John Hobbins’ fourth installment is about establishing coherent tests of canonicity. Too often the tests proposed by apologetics textbooks and other works commonly circulated in evangelicalism are simplistic and self-serving, designed to point readers (only) to the Protestant canon. The problem with that is twofold: (1) the primary data that *could* give us a good idea of how the ancients tested canonicty is omitted, and (2) the tough issues are sidestepped. Here are John’s tests (abbreviated — for his full treatment, go here).
John’s fourth installment covers five points. Here are excerpts of his first two tests:
(1) The existence of pesharim, midrashim, or other forms of commentary on a particular text is strong evidence for said text ruling faith and life in a given context. Thematic pesharim among the Dead Sea Scrolls comment on passages from the following writings; each, in other words, was understood as canonical in the functional sense: Deut, 2 Sam, Exod, Amos, Pss, Ezek, Dan, and Isa (4Q174); Deut, Num, and Josh (4Q175); Isa and Zech (4Q176); and Pss, Isa, Mic, Zech, Ezek, and Hos (4Q177). Continuous pesharim are attested for the following writings: Isa, Hos, Mic, Nah, Hab, Zeph, and Pss. . . . In rabbinic Judaism, exegetical and homiletical energies focused on the books of Moses. . . . The exegetical and homiletical ouput of early Christianity was also prodigious. . . . It is noteworthy that among the extant examples of the chief genres of exegetical literature of the first six centuries – continuous commentaries, scholia, and quaestiones Ben Sira, Wisdom of Solomon, Judith, Tobit, and 1-2 Maccabees are not treated, nor for that matter, are 1 Esdras, 2 Esdras (= Ezra-Nehemiah), or Esther. Commentaries on Chronicles and Baruch are extant from one author only (Theodoret). On the other hand, comment by three authors on the Song of the Three is extant (Hippolytus, Origen, and Theodoret); on Susanna, Bel, and the Dragon, by two (Hippolytus and Origen).

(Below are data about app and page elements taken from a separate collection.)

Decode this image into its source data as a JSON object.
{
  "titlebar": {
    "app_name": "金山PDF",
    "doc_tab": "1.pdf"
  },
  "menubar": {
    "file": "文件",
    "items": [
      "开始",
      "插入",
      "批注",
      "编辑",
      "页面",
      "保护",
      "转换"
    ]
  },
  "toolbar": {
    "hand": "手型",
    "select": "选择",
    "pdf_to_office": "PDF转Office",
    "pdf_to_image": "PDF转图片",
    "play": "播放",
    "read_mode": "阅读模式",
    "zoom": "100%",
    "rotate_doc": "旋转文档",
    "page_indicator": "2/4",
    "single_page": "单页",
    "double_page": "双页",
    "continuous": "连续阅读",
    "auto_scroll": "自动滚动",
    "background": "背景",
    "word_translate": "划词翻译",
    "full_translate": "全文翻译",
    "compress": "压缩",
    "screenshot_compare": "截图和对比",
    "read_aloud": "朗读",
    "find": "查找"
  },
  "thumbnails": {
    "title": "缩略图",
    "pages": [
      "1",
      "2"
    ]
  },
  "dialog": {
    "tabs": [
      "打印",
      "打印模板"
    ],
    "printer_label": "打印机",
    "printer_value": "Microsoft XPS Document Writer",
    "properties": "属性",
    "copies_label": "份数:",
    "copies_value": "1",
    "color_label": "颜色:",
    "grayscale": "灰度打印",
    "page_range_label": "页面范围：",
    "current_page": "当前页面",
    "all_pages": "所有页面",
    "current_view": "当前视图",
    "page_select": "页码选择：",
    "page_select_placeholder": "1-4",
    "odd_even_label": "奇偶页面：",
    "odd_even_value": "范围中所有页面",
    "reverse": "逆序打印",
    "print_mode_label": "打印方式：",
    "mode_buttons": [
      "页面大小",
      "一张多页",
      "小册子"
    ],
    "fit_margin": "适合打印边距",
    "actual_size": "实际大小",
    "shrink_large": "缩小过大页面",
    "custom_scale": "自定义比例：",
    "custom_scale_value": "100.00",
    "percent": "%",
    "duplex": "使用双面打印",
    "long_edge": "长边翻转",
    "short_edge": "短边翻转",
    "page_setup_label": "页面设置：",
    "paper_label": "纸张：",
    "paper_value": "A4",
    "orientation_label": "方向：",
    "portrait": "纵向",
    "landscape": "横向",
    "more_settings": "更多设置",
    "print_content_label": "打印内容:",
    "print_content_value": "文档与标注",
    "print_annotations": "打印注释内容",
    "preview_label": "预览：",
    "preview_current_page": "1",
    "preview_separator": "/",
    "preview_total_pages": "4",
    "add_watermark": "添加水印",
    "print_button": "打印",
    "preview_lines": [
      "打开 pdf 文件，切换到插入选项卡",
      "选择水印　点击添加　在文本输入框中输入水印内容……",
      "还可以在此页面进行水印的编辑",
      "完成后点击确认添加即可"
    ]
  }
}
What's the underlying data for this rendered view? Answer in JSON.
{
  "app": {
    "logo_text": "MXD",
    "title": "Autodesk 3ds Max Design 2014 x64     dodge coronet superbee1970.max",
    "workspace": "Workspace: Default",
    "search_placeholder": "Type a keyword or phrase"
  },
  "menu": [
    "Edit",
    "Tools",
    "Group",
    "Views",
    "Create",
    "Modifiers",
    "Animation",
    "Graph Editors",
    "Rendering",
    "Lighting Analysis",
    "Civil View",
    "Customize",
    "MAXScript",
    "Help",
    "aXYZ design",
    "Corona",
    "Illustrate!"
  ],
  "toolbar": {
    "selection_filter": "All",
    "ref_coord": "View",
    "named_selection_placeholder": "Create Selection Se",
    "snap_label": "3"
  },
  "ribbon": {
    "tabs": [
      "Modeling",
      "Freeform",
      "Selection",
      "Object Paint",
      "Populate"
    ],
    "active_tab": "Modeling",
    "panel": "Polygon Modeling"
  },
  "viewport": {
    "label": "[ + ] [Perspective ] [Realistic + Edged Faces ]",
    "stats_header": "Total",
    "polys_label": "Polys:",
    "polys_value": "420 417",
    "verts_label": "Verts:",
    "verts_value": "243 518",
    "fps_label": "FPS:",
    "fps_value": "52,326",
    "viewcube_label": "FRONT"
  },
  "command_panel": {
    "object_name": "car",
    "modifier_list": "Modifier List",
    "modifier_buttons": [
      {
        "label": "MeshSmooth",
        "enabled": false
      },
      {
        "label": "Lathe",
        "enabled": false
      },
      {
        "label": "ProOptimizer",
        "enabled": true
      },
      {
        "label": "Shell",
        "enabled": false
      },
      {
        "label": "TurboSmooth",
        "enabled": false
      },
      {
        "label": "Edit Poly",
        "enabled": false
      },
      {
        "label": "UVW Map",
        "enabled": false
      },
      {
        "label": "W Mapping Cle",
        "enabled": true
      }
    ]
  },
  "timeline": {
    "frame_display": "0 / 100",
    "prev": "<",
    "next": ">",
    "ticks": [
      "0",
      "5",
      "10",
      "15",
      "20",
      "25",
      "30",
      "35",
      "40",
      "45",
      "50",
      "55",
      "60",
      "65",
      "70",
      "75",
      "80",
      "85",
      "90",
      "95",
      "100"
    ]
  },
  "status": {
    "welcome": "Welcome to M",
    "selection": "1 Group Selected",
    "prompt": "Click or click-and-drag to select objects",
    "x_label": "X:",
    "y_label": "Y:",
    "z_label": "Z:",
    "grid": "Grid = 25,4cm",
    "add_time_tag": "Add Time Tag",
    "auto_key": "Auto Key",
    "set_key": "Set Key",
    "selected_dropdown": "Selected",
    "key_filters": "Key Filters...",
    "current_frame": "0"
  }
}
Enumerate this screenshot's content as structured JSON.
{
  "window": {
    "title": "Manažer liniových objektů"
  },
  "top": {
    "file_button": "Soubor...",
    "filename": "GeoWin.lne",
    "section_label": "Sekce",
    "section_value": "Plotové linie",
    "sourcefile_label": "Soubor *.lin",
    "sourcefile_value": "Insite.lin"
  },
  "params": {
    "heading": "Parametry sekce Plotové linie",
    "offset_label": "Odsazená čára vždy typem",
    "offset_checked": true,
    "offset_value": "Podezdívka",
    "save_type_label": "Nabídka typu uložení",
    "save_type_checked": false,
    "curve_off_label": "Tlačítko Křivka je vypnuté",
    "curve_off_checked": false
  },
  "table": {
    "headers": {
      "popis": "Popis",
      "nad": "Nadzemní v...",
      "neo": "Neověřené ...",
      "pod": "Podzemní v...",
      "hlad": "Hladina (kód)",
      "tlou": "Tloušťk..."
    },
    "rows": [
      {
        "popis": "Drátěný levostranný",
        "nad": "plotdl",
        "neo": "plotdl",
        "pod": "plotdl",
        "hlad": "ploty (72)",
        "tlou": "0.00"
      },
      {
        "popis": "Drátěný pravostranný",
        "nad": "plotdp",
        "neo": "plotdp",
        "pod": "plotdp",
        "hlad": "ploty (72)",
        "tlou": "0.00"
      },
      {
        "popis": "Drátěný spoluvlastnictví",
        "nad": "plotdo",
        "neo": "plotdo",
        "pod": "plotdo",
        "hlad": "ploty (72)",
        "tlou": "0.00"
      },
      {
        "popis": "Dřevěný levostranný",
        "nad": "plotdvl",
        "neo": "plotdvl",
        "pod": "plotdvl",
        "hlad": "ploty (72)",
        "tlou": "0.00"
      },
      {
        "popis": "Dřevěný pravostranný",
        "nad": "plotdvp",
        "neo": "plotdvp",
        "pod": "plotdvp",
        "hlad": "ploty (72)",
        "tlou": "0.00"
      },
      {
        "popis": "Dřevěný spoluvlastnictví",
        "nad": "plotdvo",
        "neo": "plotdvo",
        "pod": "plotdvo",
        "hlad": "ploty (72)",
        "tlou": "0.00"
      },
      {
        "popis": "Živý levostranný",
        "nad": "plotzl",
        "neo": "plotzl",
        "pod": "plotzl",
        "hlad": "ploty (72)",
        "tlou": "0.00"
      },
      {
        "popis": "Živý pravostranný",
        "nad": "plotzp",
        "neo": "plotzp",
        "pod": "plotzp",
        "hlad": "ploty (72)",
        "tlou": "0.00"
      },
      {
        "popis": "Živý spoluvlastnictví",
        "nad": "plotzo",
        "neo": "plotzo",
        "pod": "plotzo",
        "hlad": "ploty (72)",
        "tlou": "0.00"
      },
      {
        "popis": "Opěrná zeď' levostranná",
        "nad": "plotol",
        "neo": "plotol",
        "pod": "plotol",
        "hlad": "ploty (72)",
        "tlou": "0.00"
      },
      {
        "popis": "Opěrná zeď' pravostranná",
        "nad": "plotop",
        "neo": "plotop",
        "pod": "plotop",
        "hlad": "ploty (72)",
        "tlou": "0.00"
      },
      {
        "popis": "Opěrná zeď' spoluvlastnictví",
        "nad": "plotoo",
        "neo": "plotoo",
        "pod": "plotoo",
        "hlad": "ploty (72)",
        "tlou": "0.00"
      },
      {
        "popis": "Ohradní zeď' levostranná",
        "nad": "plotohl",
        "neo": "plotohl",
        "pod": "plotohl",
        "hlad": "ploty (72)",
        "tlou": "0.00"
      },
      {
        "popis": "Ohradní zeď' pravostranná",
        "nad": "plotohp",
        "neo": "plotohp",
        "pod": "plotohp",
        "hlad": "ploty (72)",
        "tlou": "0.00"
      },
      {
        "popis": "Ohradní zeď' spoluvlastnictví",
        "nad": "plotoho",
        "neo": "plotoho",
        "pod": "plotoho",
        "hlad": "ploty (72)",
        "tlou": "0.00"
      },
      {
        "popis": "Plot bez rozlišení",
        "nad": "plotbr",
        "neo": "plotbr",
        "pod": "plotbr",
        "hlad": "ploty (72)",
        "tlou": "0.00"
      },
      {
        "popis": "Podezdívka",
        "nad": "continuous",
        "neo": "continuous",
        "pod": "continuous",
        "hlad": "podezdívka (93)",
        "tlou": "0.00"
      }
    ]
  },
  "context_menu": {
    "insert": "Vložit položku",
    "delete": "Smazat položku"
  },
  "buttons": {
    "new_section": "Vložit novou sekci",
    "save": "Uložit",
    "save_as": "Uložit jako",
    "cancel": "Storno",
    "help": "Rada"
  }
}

(2) Alongside writings enjoying pride of place among Jews and Christians alike, additional writings came to serve as quarries of prooftexts for the establishment of truth and action. . . . Non-inclusion in a core set of authoritative writings notwithstanding, quotes from a text in teaching documents nonetheless imply that said text was deemed suitable for purposes of instruction in a given time and place. For example, attributed and unattributed quotes from Hebrew Ben Sira occur in the Talmuds and other rabbinic documents. The example is instructive. A book might be deemed worthy of study but not considered a basis for establishing a direction of thought or action, nor fit to read in assembly. In a nutshell, that is what discussions of Ben Sira in the Talmuds demonstrate. . . . On the other hand, attributed quotes of Ben Sira, sometimes introduced by a phrase like scripture says, are found in teaching documents of the early church. The example of Testimonia ad Quirinum was already given. To be sure, Athanasius (Festal Letter, 39), Rufinus (Comm. in Symb. Ap. 37-38), and Jerome (Prologue to the Books of Solomon [Vulg.]) move in a different direction. According to them, Ben Sira might be deployed in catechesis, and they acknowledge it was read in the churches, but they deny that it should be used to establish a point of dogma. Others, however, dissented, Augustine foremost among them (De Doct. Chr. 2, 8; De Civ. Dei, 18, 20, 1). For Augustine, and Cyprian before him, Ben Sira and Wisdom were just as useful as Proverbs for establishing a direction of thought or action . A canon agreed upon by all Christians, even by those of roughly the same tradition, did not exist in antiquity.
I’m not sure why John makes the statement he does at the end of point 2 (about there being no canon in existence in antiquity) on the heels of acknowledging that “deutero-canonical” books were not quoted for points of dogma, only “thought and action.” It is one thing to read wise writers to know how to think and live; it is another to articualte doctrine. The greater caution with respect to dogma (it seems to me) does point to canonical thinking.